  • “Founders that learn more are more successful.”
  • “Startups that pivot once or twice raise 2.5x more money.”
  • “People who work half time are able to raise money, but ~24x less than founders who go full time.”

As startup business folks, we’ve learned to rely on data, data, and more data to test, plot, and move forward with our ideas, so it’s only natural a report of this nature has sparked such fervent interest. It’s also generated a significant amount of (hopefully helpful) criticism. Jason Cohen wrote a thoughtful response in which he listed two alleged statistical fallacies in the report, including Survivor Basis:

  • “They interviewed 650 companies, which means extant companies, which means we don’t know which of these trends contributed to success and which are just trends that everyone is doing, even the companies who failed.”
  • “The Startup Genome Project looks only at standing log cabins and thus isn’t telling us what separates the successes from the failures. If the failures follow the same patterns as the successes, the “patterns” are descriptive but not helpful in guiding us to building better companies.”

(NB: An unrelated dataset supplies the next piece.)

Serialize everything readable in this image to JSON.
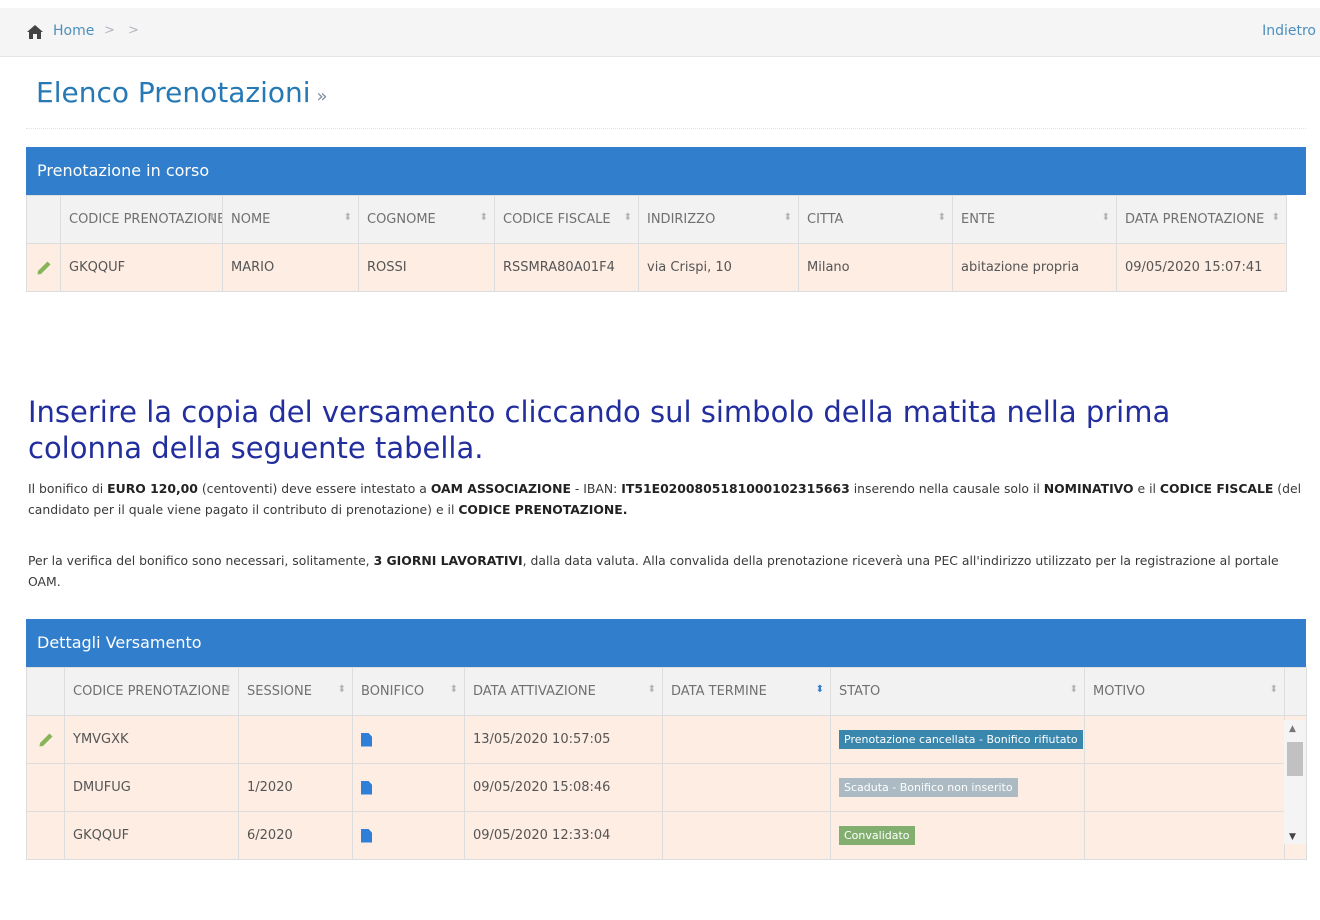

Read the end of Jason’s post for a reply from Startup Genome and this interesting article on the methodology of the report. I share Jason’s hesitations, but also join him in his celebration of the idea behind the project and would love to see improved iterations.

Gender, Anyone?

Along with the already mentioned doubts, I spotted a big red flag in the report (which inspired the title for this post) — Where was the data on gender? Or race? Class? Education level?

It’s an unfortunate truth that gender, skin color, your parents’ connections, or whether you joined a particular club makes the difference between landing that VC meeting and being told “Sorry.” Success and failure as defined by the Startup Genome is limited to hitting benchmarks and following best practices.

And while such information helps guide us, it certainly isn’t the full –- or even half -– the story behind success in the Silicon Valley.

Moving Forward

I spoke with Max Marmer, one of the lead authors of Startup Genome, about this and other points. He said the authors have included a question in the new survey asking whether the participant is male or female, and have included a question about education (and will be looking into personality types down the line). Beyond this, they are not looking further into social factors behind success.

I appreciate what Max and Startup Genome have begun, but until factors such as gender and race can be followed and tested (a likely impossible task), we cannot claim to have a repeatable process (and the “science” they hope to accomplish) behind startup success – just interesting data.

Further reading:

About the guest blogger: Kaitlin Pike is the Marketing & Community Manager for Web 2.0 Expo. A startup veteran, she may be able to help you out (on a consultant-basis/for pie) with your copywriting, marketing, or social media woes. She’s also the charming organizer of SF Nightowls, a late night coworking group. You can bug her about startup failures, late night coworking, and whatever else is on your mind on Twitter @kcpike.